### EXERCISE GOAL
Word for word, copy all of the entries.

++++++

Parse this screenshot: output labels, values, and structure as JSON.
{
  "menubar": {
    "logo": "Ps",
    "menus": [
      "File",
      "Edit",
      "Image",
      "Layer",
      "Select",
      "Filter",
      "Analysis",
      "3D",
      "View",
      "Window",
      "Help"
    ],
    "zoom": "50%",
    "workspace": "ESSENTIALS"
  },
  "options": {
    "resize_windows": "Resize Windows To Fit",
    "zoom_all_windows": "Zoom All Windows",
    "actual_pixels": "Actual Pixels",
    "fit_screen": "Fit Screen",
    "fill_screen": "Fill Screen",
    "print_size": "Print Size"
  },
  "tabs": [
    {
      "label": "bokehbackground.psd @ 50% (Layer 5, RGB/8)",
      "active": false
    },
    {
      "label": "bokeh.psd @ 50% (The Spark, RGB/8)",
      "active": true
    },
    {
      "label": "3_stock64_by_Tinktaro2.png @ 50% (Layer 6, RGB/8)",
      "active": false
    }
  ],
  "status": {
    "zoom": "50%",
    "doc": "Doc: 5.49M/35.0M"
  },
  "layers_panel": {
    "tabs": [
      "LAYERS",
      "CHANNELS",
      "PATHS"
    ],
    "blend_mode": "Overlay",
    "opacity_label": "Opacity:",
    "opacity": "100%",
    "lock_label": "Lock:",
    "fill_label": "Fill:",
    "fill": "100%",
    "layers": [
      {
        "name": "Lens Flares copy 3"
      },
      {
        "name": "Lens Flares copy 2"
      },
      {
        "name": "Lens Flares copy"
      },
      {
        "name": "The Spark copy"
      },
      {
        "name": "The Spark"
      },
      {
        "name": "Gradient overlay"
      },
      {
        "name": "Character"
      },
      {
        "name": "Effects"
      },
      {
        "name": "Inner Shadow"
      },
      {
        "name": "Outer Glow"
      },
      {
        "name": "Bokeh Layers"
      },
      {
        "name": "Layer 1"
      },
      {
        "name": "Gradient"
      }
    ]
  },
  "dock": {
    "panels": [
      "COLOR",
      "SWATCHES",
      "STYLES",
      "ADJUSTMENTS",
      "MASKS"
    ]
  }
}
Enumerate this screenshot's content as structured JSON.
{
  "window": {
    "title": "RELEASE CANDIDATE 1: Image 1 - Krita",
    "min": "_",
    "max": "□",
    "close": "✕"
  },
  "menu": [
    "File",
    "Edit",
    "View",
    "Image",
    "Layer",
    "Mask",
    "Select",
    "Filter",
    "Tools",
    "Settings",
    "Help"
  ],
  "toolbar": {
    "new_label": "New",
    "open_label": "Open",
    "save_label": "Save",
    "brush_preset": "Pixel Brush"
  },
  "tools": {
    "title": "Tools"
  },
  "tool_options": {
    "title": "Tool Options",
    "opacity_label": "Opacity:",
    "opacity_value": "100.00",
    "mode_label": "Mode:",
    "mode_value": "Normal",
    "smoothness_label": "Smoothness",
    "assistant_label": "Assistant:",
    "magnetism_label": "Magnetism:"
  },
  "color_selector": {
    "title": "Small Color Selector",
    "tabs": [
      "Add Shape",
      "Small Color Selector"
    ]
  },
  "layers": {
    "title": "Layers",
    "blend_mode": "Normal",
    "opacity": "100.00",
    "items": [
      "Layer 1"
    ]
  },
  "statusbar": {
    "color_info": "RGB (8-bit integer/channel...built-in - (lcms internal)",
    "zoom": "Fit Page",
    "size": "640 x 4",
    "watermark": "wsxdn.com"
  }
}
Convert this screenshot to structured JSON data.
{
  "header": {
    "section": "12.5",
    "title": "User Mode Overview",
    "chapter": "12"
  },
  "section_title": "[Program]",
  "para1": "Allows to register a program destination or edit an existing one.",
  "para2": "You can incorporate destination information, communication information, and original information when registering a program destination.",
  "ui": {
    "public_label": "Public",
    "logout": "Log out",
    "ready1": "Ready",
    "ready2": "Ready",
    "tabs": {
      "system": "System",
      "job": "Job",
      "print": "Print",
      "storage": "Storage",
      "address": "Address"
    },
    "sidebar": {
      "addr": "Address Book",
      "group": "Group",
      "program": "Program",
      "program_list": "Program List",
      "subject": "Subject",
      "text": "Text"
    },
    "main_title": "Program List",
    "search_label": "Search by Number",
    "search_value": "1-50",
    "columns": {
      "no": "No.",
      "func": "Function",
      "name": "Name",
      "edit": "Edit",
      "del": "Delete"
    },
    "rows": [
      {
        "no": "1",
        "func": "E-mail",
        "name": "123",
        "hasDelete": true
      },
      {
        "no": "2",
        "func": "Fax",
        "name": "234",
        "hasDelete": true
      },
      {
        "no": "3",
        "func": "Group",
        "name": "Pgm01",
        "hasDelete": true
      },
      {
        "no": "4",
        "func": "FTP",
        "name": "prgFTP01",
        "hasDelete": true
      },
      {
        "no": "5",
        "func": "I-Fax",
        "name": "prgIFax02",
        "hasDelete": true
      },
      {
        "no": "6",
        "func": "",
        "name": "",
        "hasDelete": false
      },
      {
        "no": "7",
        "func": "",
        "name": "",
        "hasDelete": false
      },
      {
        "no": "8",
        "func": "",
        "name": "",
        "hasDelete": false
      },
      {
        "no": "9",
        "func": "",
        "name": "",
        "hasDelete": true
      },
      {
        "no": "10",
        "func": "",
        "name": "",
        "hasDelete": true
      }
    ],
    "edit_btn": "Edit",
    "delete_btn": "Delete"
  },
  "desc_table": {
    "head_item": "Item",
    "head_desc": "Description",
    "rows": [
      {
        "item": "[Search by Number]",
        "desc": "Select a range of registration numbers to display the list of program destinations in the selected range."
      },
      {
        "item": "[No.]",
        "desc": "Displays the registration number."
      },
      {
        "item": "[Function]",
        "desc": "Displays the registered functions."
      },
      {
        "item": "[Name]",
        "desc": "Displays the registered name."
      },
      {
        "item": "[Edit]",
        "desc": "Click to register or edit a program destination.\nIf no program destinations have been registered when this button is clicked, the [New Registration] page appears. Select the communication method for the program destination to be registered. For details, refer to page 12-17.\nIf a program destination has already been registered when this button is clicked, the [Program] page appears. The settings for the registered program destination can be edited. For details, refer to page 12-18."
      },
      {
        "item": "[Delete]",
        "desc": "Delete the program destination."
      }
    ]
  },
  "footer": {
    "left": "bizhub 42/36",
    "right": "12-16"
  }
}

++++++

### RESPONSE AREA
Parse this screenshot: output labels, values, and structure as JSON.
{
  "menubar": {
    "logo": "Ps",
    "menus": [
      "File",
      "Edit",
      "Image",
      "Layer",
      "Select",
      "Filter",
      "Analysis",
      "3D",
      "View",
      "Window",
      "Help"
    ],
    "zoom": "50%",
    "workspace": "ESSENTIALS"
  },
  "options": {
    "resize_windows": "Resize Windows To Fit",
    "zoom_all_windows": "Zoom All Windows",
    "actual_pixels": "Actual Pixels",
    "fit_screen": "Fit Screen",
    "fill_screen": "Fill Screen",
    "print_size": "Print Size"
  },
  "tabs": [
    {
      "label": "bokehbackground.psd @ 50% (Layer 5, RGB/8)",
      "active": false
    },
    {
      "label": "bokeh.psd @ 50% (The Spark, RGB/8)",
      "active": true
    },
    {
      "label": "3_stock64_by_Tinktaro2.png @ 50% (Layer 6, RGB/8)",
      "active": false
    }
  ],
  "status": {
    "zoom": "50%",
    "doc": "Doc: 5.49M/35.0M"
  },
  "layers_panel": {
    "tabs": [
      "LAYERS",
      "CHANNELS",
      "PATHS"
    ],
    "blend_mode": "Overlay",
    "opacity_label": "Opacity:",
    "opacity": "100%",
    "lock_label": "Lock:",
    "fill_label": "Fill:",
    "fill": "100%",
    "layers": [
      {
        "name": "Lens Flares copy 3"
      },
      {
        "name": "Lens Flares copy 2"
      },
      {
        "name": "Lens Flares copy"
      },
      {
        "name": "The Spark copy"
      },
      {
        "name": "The Spark"
      },
      {
        "name": "Gradient overlay"
      },
      {
        "name": "Character"
      },
      {
        "name": "Effects"
      },
      {
        "name": "Inner Shadow"
      },
      {
        "name": "Outer Glow"
      },
      {
        "name": "Bokeh Layers"
      },
      {
        "name": "Layer 1"
      },
      {
        "name": "Gradient"
      }
    ]
  },
  "dock": {
    "panels": [
      "COLOR",
      "SWATCHES",
      "STYLES",
      "ADJUSTMENTS",
      "MASKS"
    ]
  }
}
Enumerate this screenshot's content as structured JSON.
{
  "window": {
    "title": "RELEASE CANDIDATE 1: Image 1 - Krita",
    "min": "_",
    "max": "□",
    "close": "✕"
  },
  "menu": [
    "File",
    "Edit",
    "View",
    "Image",
    "Layer",
    "Mask",
    "Select",
    "Filter",
    "Tools",
    "Settings",
    "Help"
  ],
  "toolbar": {
    "new_label": "New",
    "open_label": "Open",
    "save_label": "Save",
    "brush_preset": "Pixel Brush"
  },
  "tools": {
    "title": "Tools"
  },
  "tool_options": {
    "title": "Tool Options",
    "opacity_label": "Opacity:",
    "opacity_value": "100.00",
    "mode_label": "Mode:",
    "mode_value": "Normal",
    "smoothness_label": "Smoothness",
    "assistant_label": "Assistant:",
    "magnetism_label": "Magnetism:"
  },
  "color_selector": {
    "title": "Small Color Selector",
    "tabs": [
      "Add Shape",
      "Small Color Selector"
    ]
  },
  "layers": {
    "title": "Layers",
    "blend_mode": "Normal",
    "opacity": "100.00",
    "items": [
      "Layer 1"
    ]
  },
  "statusbar": {
    "color_info": "RGB (8-bit integer/channel...built-in - (lcms internal)",
    "zoom": "Fit Page",
    "size": "640 x 4",
    "watermark": "wsxdn.com"
  }
}
Convert this screenshot to structured JSON data.
{
  "header": {
    "section": "12.5",
    "title": "User Mode Overview",
    "chapter": "12"
  },
  "section_title": "[Program]",
  "para1": "Allows to register a program destination or edit an existing one.",
  "para2": "You can incorporate destination information, communication information, and original information when registering a program destination.",
  "ui": {
    "public_label": "Public",
    "logout": "Log out",
    "ready1": "Ready",
    "ready2": "Ready",
    "tabs": {
      "system": "System",
      "job": "Job",
      "print": "Print",
      "storage": "Storage",
      "address": "Address"
    },
    "sidebar": {
      "addr": "Address Book",
      "group": "Group",
      "program": "Program",
      "program_list": "Program List",
      "subject": "Subject",
      "text": "Text"
    },
    "main_title": "Program List",
    "search_label": "Search by Number",
    "search_value": "1-50",
    "columns": {
      "no": "No.",
      "func": "Function",
      "name": "Name",
      "edit": "Edit",
      "del": "Delete"
    },
    "rows": [
      {
        "no": "1",
        "func": "E-mail",
        "name": "123",
        "hasDelete": true
      },
      {
        "no": "2",
        "func": "Fax",
        "name": "234",
        "hasDelete": true
      },
      {
        "no": "3",
        "func": "Group",
        "name": "Pgm01",
        "hasDelete": true
      },
      {
        "no": "4",
        "func": "FTP",
        "name": "prgFTP01",
        "hasDelete": true
      },
      {
        "no": "5",
        "func": "I-Fax",
        "name": "prgIFax02",
        "hasDelete": true
      },
      {
        "no": "6",
        "func": "",
        "name": "",
        "hasDelete": false
      },
      {
        "no": "7",
        "func": "",
        "name": "",
        "hasDelete": false
      },
      {
        "no": "8",
        "func": "",
        "name": "",
        "hasDelete": false
      },
      {
        "no": "9",
        "func": "",
        "name": "",
        "hasDelete": true
      },
      {
        "no": "10",
        "func": "",
        "name": "",
        "hasDelete": true
      }
    ],
    "edit_btn": "Edit",
    "delete_btn": "Delete"
  },
  "desc_table": {
    "head_item": "Item",
    "head_desc": "Description",
    "rows": [
      {
        "item": "[Search by Number]",
        "desc": "Select a range of registration numbers to display the list of program destinations in the selected range."
      },
      {
        "item": "[No.]",
        "desc": "Displays the registration number."
      },
      {
        "item": "[Function]",
        "desc": "Displays the registered functions."
      },
      {
        "item": "[Name]",
        "desc": "Displays the registered name."
      },
      {
        "item": "[Edit]",
        "desc": "Click to register or edit a program destination.\nIf no program destinations have been registered when this button is clicked, the [New Registration] page appears. Select the communication method for the program destination to be registered. For details, refer to page 12-17.\nIf a program destination has already been registered when this button is clicked, the [Program] page appears. The settings for the registered program destination can be edited. For details, refer to page 12-18."
      },
      {
        "item": "[Delete]",
        "desc": "Delete the program destination."
      }
    ]
  },
  "footer": {
    "left": "bizhub 42/36",
    "right": "12-16"
  }
}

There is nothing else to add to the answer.